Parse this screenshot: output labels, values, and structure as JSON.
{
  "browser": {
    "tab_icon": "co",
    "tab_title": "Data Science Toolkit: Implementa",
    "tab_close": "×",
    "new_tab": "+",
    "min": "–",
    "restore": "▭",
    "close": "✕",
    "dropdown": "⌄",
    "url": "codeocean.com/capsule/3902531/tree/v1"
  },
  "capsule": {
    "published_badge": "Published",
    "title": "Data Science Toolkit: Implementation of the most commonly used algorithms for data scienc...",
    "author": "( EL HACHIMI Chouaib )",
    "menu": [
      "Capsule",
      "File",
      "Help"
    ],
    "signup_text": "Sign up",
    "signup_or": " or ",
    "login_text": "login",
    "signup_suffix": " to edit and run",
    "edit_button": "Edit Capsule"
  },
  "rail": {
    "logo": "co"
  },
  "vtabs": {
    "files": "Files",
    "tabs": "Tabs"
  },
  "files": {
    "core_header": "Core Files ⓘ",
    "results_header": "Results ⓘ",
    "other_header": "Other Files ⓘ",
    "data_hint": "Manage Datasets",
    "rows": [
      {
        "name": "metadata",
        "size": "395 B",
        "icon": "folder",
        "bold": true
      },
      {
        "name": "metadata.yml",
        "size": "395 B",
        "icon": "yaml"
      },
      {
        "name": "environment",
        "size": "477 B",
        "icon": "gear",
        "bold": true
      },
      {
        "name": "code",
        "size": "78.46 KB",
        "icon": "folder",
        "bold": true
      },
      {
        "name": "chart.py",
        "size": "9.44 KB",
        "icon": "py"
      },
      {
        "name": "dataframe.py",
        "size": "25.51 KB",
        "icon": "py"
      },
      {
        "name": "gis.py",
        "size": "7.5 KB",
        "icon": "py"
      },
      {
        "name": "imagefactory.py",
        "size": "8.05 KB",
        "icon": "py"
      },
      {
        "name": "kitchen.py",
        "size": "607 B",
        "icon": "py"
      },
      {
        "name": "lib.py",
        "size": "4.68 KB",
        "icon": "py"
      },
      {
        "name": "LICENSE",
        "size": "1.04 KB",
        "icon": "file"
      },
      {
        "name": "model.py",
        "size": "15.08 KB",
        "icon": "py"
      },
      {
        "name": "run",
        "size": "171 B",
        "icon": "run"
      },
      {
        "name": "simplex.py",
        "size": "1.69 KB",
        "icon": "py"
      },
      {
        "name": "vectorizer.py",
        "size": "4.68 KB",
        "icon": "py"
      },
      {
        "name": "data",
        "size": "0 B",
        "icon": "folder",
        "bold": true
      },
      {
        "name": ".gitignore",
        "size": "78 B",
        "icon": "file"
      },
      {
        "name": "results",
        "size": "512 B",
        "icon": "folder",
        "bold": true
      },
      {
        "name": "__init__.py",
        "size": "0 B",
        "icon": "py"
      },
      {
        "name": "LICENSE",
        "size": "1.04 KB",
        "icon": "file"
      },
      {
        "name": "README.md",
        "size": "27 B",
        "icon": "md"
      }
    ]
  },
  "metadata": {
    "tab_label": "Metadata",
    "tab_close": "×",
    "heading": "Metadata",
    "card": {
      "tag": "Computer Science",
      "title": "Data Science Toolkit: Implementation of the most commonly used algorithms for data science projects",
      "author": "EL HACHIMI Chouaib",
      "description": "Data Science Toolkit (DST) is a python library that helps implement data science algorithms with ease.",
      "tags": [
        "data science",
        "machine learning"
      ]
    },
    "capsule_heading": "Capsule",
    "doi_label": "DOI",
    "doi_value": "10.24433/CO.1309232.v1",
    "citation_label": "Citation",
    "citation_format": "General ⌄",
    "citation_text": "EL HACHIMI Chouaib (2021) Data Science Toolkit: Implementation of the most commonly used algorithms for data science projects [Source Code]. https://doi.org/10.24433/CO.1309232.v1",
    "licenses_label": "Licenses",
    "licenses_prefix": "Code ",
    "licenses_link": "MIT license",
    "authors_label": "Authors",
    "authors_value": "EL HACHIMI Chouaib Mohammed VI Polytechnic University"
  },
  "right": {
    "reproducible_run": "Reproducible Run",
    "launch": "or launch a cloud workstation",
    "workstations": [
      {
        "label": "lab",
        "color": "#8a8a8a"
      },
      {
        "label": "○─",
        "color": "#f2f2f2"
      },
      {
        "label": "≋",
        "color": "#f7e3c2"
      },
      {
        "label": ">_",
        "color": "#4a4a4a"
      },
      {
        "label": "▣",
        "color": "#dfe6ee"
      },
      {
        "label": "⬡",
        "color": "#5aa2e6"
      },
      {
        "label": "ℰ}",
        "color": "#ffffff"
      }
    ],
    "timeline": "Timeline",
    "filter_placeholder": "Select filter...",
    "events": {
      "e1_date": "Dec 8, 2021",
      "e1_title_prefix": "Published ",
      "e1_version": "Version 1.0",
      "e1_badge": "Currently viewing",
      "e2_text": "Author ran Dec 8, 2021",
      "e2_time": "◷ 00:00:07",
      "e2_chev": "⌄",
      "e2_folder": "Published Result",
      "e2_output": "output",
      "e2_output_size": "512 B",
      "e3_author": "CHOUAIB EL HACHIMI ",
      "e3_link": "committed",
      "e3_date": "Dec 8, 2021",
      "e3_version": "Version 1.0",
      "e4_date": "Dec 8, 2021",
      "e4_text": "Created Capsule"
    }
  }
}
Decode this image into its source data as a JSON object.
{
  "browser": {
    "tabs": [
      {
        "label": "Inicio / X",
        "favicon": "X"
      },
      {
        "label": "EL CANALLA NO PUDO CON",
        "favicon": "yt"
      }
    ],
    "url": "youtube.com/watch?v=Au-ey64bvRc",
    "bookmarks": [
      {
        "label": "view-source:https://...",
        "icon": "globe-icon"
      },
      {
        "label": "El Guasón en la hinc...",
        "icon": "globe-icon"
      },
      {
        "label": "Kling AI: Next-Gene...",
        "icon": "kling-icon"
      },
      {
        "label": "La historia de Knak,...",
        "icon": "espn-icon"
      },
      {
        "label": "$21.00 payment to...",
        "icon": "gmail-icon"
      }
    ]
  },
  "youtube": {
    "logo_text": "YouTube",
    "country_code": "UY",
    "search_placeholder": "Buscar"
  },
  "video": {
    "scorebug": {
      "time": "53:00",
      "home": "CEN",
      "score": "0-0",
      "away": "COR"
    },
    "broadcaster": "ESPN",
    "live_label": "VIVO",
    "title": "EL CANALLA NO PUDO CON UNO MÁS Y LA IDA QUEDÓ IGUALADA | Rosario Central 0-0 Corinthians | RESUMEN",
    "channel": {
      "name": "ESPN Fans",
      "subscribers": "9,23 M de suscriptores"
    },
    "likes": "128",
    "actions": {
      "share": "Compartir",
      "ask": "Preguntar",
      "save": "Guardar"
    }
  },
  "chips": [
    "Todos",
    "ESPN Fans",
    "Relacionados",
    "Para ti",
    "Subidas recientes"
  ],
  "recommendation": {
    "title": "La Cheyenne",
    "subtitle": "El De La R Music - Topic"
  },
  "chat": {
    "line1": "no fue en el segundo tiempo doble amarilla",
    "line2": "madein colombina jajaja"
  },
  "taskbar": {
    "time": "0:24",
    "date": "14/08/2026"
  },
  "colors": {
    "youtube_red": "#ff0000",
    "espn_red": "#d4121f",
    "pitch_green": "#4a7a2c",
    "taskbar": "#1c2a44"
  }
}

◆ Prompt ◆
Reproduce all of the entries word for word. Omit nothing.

◆ Solution to the exercise ◆
Parse this screenshot: output labels, values, and structure as JSON.
{
  "browser": {
    "tab_icon": "co",
    "tab_title": "Data Science Toolkit: Implementa",
    "tab_close": "×",
    "new_tab": "+",
    "min": "–",
    "restore": "▭",
    "close": "✕",
    "dropdown": "⌄",
    "url": "codeocean.com/capsule/3902531/tree/v1"
  },
  "capsule": {
    "published_badge": "Published",
    "title": "Data Science Toolkit: Implementation of the most commonly used algorithms for data scienc...",
    "author": "( EL HACHIMI Chouaib )",
    "menu": [
      "Capsule",
      "File",
      "Help"
    ],
    "signup_text": "Sign up",
    "signup_or": " or ",
    "login_text": "login",
    "signup_suffix": " to edit and run",
    "edit_button": "Edit Capsule"
  },
  "rail": {
    "logo": "co"
  },
  "vtabs": {
    "files": "Files",
    "tabs": "Tabs"
  },
  "files": {
    "core_header": "Core Files ⓘ",
    "results_header": "Results ⓘ",
    "other_header": "Other Files ⓘ",
    "data_hint": "Manage Datasets",
    "rows": [
      {
        "name": "metadata",
        "size": "395 B",
        "icon": "folder",
        "bold": true
      },
      {
        "name": "metadata.yml",
        "size": "395 B",
        "icon": "yaml"
      },
      {
        "name": "environment",
        "size": "477 B",
        "icon": "gear",
        "bold": true
      },
      {
        "name": "code",
        "size": "78.46 KB",
        "icon": "folder",
        "bold": true
      },
      {
        "name": "chart.py",
        "size": "9.44 KB",
        "icon": "py"
      },
      {
        "name": "dataframe.py",
        "size": "25.51 KB",
        "icon": "py"
      },
      {
        "name": "gis.py",
        "size": "7.5 KB",
        "icon": "py"
      },
      {
        "name": "imagefactory.py",
        "size": "8.05 KB",
        "icon": "py"
      },
      {
        "name": "kitchen.py",
        "size": "607 B",
        "icon": "py"
      },
      {
        "name": "lib.py",
        "size": "4.68 KB",
        "icon": "py"
      },
      {
        "name": "LICENSE",
        "size": "1.04 KB",
        "icon": "file"
      },
      {
        "name": "model.py",
        "size": "15.08 KB",
        "icon": "py"
      },
      {
        "name": "run",
        "size": "171 B",
        "icon": "run"
      },
      {
        "name": "simplex.py",
        "size": "1.69 KB",
        "icon": "py"
      },
      {
        "name": "vectorizer.py",
        "size": "4.68 KB",
        "icon": "py"
      },
      {
        "name": "data",
        "size": "0 B",
        "icon": "folder",
        "bold": true
      },
      {
        "name": ".gitignore",
        "size": "78 B",
        "icon": "file"
      },
      {
        "name": "results",
        "size": "512 B",
        "icon": "folder",
        "bold": true
      },
      {
        "name": "__init__.py",
        "size": "0 B",
        "icon": "py"
      },
      {
        "name": "LICENSE",
        "size": "1.04 KB",
        "icon": "file"
      },
      {
        "name": "README.md",
        "size": "27 B",
        "icon": "md"
      }
    ]
  },
  "metadata": {
    "tab_label": "Metadata",
    "tab_close": "×",
    "heading": "Metadata",
    "card": {
      "tag": "Computer Science",
      "title": "Data Science Toolkit: Implementation of the most commonly used algorithms for data science projects",
      "author": "EL HACHIMI Chouaib",
      "description": "Data Science Toolkit (DST) is a python library that helps implement data science algorithms with ease.",
      "tags": [
        "data science",
        "machine learning"
      ]
    },
    "capsule_heading": "Capsule",
    "doi_label": "DOI",
    "doi_value": "10.24433/CO.1309232.v1",
    "citation_label": "Citation",
    "citation_format": "General ⌄",
    "citation_text": "EL HACHIMI Chouaib (2021) Data Science Toolkit: Implementation of the most commonly used algorithms for data science projects [Source Code]. https://doi.org/10.24433/CO.1309232.v1",
    "licenses_label": "Licenses",
    "licenses_prefix": "Code ",
    "licenses_link": "MIT license",
    "authors_label": "Authors",
    "authors_value": "EL HACHIMI Chouaib Mohammed VI Polytechnic University"
  },
  "right": {
    "reproducible_run": "Reproducible Run",
    "launch": "or launch a cloud workstation",
    "workstations": [
      {
        "label": "lab",
        "color": "#8a8a8a"
      },
      {
        "label": "○─",
        "color": "#f2f2f2"
      },
      {
        "label": "≋",
        "color": "#f7e3c2"
      },
      {
        "label": ">_",
        "color": "#4a4a4a"
      },
      {
        "label": "▣",
        "color": "#dfe6ee"
      },
      {
        "label": "⬡",
        "color": "#5aa2e6"
      },
      {
        "label": "ℰ}",
        "color": "#ffffff"
      }
    ],
    "timeline": "Timeline",
    "filter_placeholder": "Select filter...",
    "events": {
      "e1_date": "Dec 8, 2021",
      "e1_title_prefix": "Published ",
      "e1_version": "Version 1.0",
      "e1_badge": "Currently viewing",
      "e2_text": "Author ran Dec 8, 2021",
      "e2_time": "◷ 00:00:07",
      "e2_chev": "⌄",
      "e2_folder": "Published Result",
      "e2_output": "output",
      "e2_output_size": "512 B",
      "e3_author": "CHOUAIB EL HACHIMI ",
      "e3_link": "committed",
      "e3_date": "Dec 8, 2021",
      "e3_version": "Version 1.0",
      "e4_date": "Dec 8, 2021",
      "e4_text": "Created Capsule"
    }
  }
}
Decode this image into its source data as a JSON object.
{
  "browser": {
    "tabs": [
      {
        "label": "Inicio / X",
        "favicon": "X"
      },
      {
        "label": "EL CANALLA NO PUDO CON",
        "favicon": "yt"
      }
    ],
    "url": "youtube.com/watch?v=Au-ey64bvRc",
    "bookmarks": [
      {
        "label": "view-source:https://...",
        "icon": "globe-icon"
      },
      {
        "label": "El Guasón en la hinc...",
        "icon": "globe-icon"
      },
      {
        "label": "Kling AI: Next-Gene...",
        "icon": "kling-icon"
      },
      {
        "label": "La historia de Knak,...",
        "icon": "espn-icon"
      },
      {
        "label": "$21.00 payment to...",
        "icon": "gmail-icon"
      }
    ]
  },
  "youtube": {
    "logo_text": "YouTube",
    "country_code": "UY",
    "search_placeholder": "Buscar"
  },
  "video": {
    "scorebug": {
      "time": "53:00",
      "home": "CEN",
      "score": "0-0",
      "away": "COR"
    },
    "broadcaster": "ESPN",
    "live_label": "VIVO",
    "title": "EL CANALLA NO PUDO CON UNO MÁS Y LA IDA QUEDÓ IGUALADA | Rosario Central 0-0 Corinthians | RESUMEN",
    "channel": {
      "name": "ESPN Fans",
      "subscribers": "9,23 M de suscriptores"
    },
    "likes": "128",
    "actions": {
      "share": "Compartir",
      "ask": "Preguntar",
      "save": "Guardar"
    }
  },
  "chips": [
    "Todos",
    "ESPN Fans",
    "Relacionados",
    "Para ti",
    "Subidas recientes"
  ],
  "recommendation": {
    "title": "La Cheyenne",
    "subtitle": "El De La R Music - Topic"
  },
  "chat": {
    "line1": "no fue en el segundo tiempo doble amarilla",
    "line2": "madein colombina jajaja"
  },
  "taskbar": {
    "time": "0:24",
    "date": "14/08/2026"
  },
  "colors": {
    "youtube_red": "#ff0000",
    "espn_red": "#d4121f",
    "pitch_green": "#4a7a2c",
    "taskbar": "#1c2a44"
  }
}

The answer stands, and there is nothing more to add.